:: Data to process ::
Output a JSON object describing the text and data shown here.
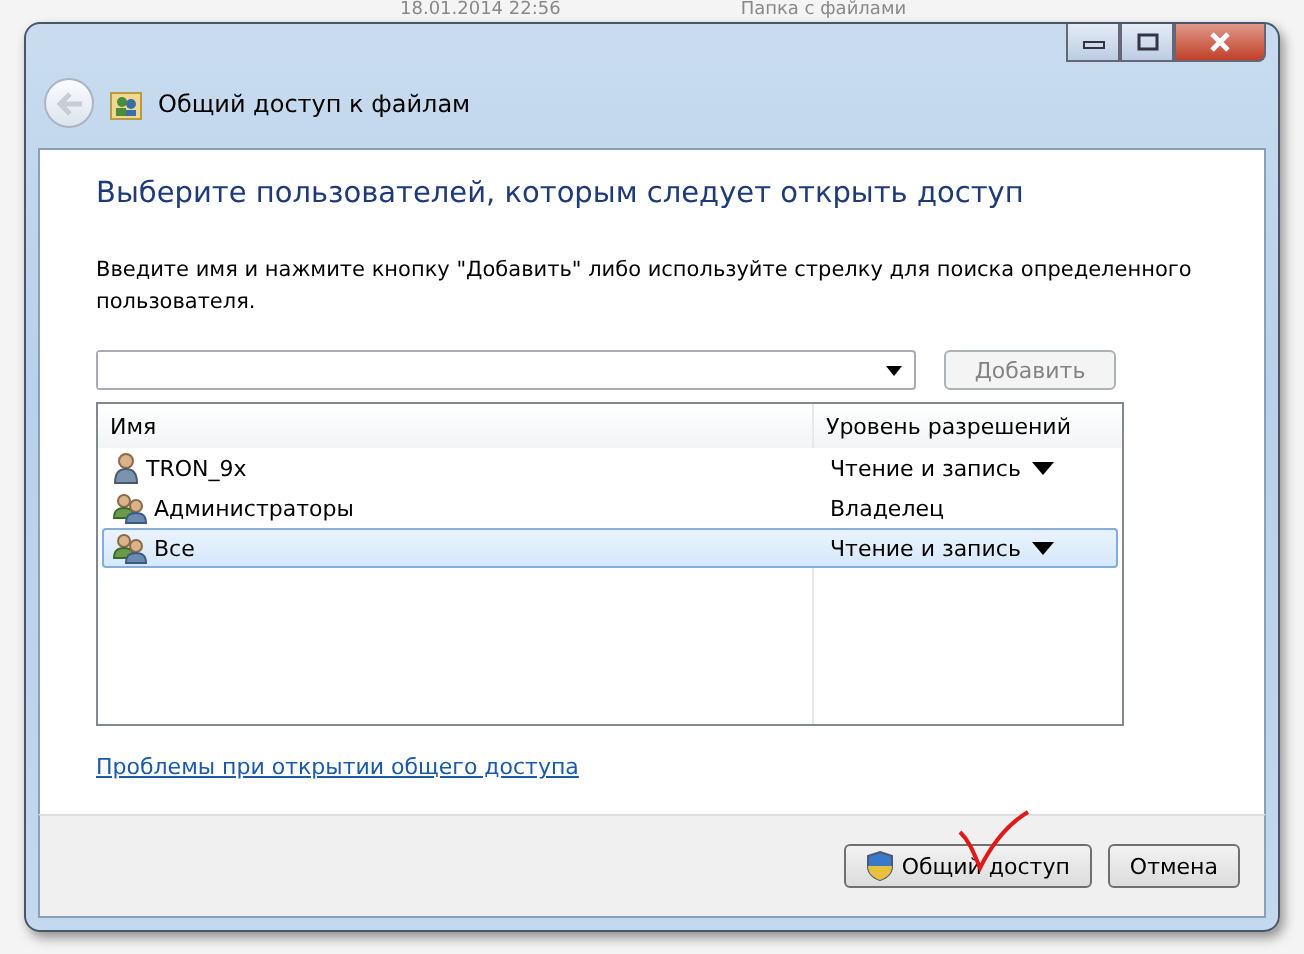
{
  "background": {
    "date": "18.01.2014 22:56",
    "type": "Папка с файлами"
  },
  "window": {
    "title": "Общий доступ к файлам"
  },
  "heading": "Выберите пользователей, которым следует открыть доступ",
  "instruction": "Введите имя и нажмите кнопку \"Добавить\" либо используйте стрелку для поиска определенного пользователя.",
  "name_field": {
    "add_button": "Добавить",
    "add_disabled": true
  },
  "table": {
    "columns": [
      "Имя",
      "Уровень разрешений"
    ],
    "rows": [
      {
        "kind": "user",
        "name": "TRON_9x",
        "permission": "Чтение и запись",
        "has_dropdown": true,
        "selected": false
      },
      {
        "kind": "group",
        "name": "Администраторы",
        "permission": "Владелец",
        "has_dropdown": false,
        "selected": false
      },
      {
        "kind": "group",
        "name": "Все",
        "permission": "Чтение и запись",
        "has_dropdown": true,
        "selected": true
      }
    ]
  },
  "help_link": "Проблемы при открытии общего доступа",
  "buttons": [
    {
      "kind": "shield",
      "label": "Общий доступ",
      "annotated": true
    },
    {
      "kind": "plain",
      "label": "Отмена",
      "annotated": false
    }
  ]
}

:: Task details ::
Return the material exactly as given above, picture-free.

:: Reply ::
Output a JSON object describing the text and data shown here.
{
  "background": {
    "date": "18.01.2014 22:56",
    "type": "Папка с файлами"
  },
  "window": {
    "title": "Общий доступ к файлам"
  },
  "heading": "Выберите пользователей, которым следует открыть доступ",
  "instruction": "Введите имя и нажмите кнопку \"Добавить\" либо используйте стрелку для поиска определенного пользователя.",
  "name_field": {
    "add_button": "Добавить",
    "add_disabled": true
  },
  "table": {
    "columns": [
      "Имя",
      "Уровень разрешений"
    ],
    "rows": [
      {
        "kind": "user",
        "name": "TRON_9x",
        "permission": "Чтение и запись",
        "has_dropdown": true,
        "selected": false
      },
      {
        "kind": "group",
        "name": "Администраторы",
        "permission": "Владелец",
        "has_dropdown": false,
        "selected": false
      },
      {
        "kind": "group",
        "name": "Все",
        "permission": "Чтение и запись",
        "has_dropdown": true,
        "selected": true
      }
    ]
  },
  "help_link": "Проблемы при открытии общего доступа",
  "buttons": [
    {
      "kind": "shield",
      "label": "Общий доступ",
      "annotated": true
    },
    {
      "kind": "plain",
      "label": "Отмена",
      "annotated": false
    }
  ]
}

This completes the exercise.